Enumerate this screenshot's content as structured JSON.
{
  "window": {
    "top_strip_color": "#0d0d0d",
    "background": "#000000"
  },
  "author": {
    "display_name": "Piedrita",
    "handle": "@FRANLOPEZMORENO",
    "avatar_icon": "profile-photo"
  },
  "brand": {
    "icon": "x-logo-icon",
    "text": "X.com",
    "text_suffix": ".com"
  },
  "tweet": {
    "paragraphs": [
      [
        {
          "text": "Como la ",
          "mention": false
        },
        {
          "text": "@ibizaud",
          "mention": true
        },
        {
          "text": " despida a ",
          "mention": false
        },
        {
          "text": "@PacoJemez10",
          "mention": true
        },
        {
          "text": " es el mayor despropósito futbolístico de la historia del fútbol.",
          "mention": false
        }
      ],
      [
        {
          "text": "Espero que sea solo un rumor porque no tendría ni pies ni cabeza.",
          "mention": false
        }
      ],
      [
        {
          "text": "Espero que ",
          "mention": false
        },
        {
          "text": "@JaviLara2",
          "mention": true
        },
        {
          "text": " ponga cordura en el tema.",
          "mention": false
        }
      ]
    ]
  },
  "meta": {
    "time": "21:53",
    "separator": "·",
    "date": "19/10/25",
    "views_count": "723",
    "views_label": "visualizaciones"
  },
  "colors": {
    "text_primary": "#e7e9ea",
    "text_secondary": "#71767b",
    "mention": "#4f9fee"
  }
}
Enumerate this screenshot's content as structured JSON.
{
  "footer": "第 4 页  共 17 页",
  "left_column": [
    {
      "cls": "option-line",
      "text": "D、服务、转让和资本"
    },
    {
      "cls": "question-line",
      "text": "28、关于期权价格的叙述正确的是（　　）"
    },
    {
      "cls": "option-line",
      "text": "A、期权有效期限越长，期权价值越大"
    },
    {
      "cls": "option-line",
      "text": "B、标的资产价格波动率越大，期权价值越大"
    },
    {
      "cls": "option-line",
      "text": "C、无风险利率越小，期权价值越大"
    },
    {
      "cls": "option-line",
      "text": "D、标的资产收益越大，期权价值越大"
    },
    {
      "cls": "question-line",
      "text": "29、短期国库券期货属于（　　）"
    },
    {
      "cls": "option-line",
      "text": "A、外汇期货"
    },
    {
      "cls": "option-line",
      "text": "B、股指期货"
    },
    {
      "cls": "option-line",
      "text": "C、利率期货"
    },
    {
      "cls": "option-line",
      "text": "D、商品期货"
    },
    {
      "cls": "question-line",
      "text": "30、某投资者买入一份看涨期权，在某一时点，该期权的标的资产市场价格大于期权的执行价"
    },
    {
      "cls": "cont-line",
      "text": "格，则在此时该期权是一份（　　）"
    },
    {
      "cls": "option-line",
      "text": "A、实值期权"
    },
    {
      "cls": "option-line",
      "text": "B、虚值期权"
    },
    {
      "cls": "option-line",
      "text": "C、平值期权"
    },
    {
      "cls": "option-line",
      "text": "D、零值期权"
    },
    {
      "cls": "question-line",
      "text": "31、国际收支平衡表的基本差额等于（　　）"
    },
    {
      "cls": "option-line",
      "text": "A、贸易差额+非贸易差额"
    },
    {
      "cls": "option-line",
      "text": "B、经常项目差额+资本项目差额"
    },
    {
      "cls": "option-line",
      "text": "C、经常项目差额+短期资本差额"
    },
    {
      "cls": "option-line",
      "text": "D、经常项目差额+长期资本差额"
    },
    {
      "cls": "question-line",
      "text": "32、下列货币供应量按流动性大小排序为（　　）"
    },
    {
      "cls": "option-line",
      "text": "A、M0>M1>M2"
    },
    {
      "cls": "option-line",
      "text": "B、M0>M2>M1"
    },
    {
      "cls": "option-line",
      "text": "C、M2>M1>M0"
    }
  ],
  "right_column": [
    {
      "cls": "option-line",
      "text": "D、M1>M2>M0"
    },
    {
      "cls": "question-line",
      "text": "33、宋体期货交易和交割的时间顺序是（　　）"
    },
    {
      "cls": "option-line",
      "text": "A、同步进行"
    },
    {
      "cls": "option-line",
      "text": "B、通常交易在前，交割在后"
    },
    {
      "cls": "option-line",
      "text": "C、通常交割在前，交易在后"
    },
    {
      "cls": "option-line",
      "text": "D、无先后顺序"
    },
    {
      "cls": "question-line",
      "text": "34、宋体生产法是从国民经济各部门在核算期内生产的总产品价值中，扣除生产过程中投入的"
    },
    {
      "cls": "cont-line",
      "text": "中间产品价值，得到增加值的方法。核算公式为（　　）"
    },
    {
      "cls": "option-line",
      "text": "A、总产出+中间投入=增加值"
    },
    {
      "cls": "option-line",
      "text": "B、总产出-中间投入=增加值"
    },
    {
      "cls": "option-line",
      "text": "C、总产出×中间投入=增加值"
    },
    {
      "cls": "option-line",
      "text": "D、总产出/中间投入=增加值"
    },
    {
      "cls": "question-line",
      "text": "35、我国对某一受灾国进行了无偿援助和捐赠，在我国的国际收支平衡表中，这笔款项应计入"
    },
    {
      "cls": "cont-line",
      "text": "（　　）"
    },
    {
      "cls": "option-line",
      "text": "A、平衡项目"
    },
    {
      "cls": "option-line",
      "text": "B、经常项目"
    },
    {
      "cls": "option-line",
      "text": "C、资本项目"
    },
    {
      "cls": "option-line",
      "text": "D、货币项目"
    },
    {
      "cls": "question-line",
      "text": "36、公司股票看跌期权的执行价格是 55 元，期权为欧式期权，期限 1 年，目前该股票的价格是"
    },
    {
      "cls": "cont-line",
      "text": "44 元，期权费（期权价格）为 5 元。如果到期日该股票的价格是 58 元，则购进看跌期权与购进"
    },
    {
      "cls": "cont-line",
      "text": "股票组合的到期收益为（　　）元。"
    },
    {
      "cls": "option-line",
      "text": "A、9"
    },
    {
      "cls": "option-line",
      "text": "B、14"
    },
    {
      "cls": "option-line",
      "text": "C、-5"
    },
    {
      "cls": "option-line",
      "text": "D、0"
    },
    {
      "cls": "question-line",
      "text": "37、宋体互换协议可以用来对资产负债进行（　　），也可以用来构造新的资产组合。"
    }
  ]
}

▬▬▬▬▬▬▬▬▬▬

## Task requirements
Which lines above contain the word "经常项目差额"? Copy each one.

## Task response
      "text": "B、经常项目差额+资本项目差额"
      "text": "C、经常项目差额+短期资本差额"
      "text": "D、经常项目差额+长期资本差额"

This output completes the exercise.